[EXERCISE BRIEF]
All of the data should be given again word for word, though the images are to be left out.
※ ※ ※
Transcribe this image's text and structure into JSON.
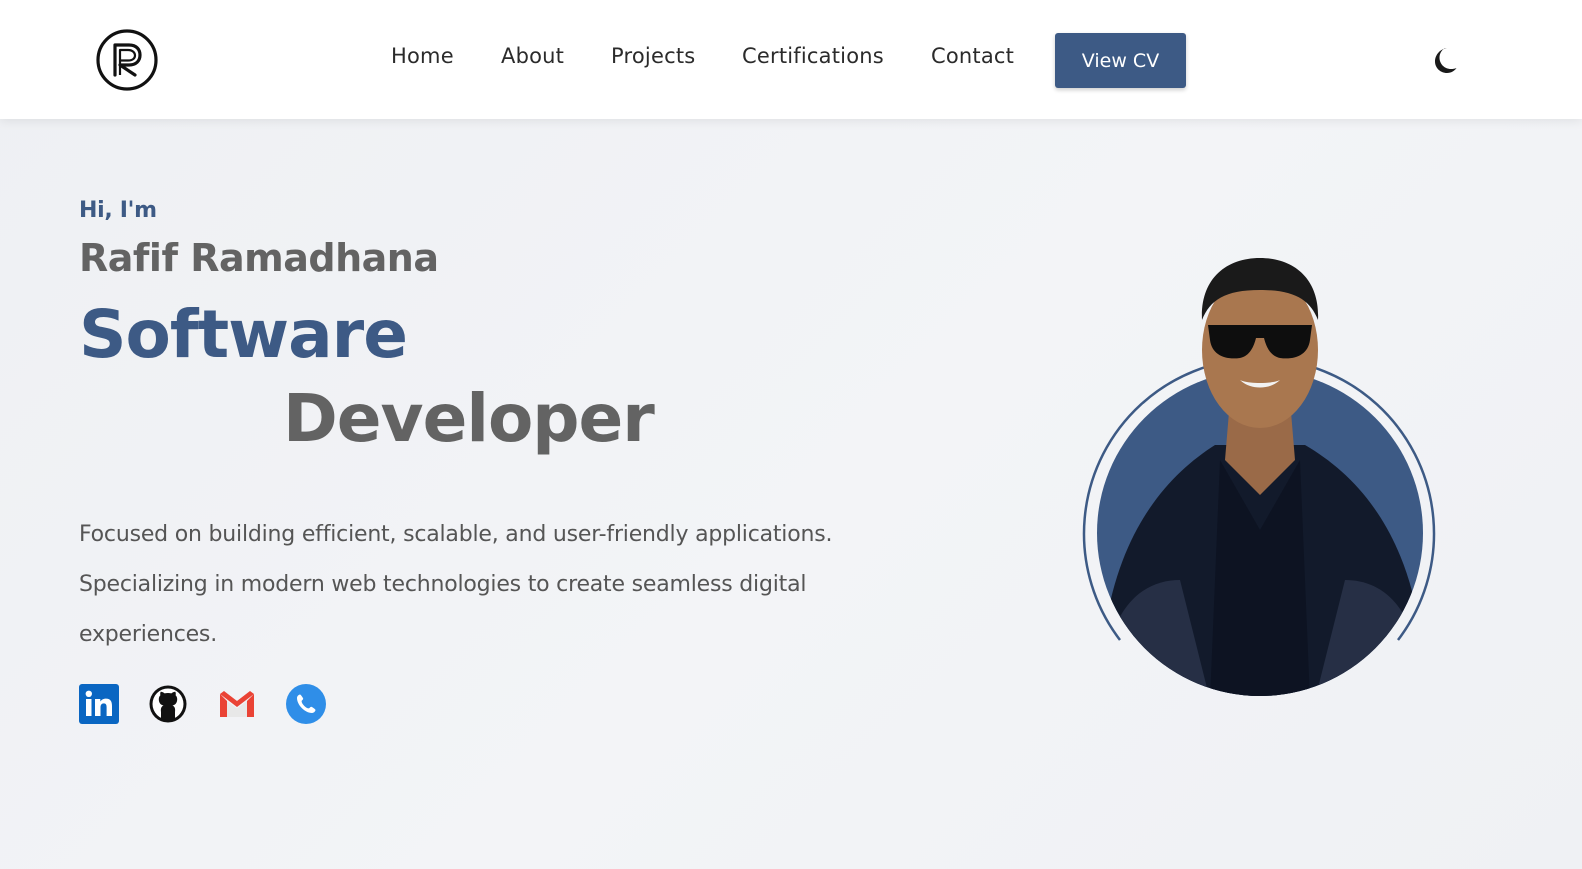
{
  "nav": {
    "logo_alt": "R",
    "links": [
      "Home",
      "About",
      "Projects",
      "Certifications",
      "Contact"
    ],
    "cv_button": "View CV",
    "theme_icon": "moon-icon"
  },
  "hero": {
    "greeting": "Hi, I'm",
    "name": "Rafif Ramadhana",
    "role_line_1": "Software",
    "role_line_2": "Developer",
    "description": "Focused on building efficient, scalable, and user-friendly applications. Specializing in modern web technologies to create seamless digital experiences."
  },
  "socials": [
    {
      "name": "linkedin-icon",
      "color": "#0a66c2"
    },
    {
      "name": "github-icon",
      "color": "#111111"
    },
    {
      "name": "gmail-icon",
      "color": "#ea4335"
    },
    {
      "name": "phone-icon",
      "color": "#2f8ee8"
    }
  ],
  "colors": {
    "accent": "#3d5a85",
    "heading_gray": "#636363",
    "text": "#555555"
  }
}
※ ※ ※
[ANSWER AREA]
Transcribe this image's text and structure into JSON.
{
  "nav": {
    "logo_alt": "R",
    "links": [
      "Home",
      "About",
      "Projects",
      "Certifications",
      "Contact"
    ],
    "cv_button": "View CV",
    "theme_icon": "moon-icon"
  },
  "hero": {
    "greeting": "Hi, I'm",
    "name": "Rafif Ramadhana",
    "role_line_1": "Software",
    "role_line_2": "Developer",
    "description": "Focused on building efficient, scalable, and user-friendly applications. Specializing in modern web technologies to create seamless digital experiences."
  },
  "socials": [
    {
      "name": "linkedin-icon",
      "color": "#0a66c2"
    },
    {
      "name": "github-icon",
      "color": "#111111"
    },
    {
      "name": "gmail-icon",
      "color": "#ea4335"
    },
    {
      "name": "phone-icon",
      "color": "#2f8ee8"
    }
  ],
  "colors": {
    "accent": "#3d5a85",
    "heading_gray": "#636363",
    "text": "#555555"
  }
}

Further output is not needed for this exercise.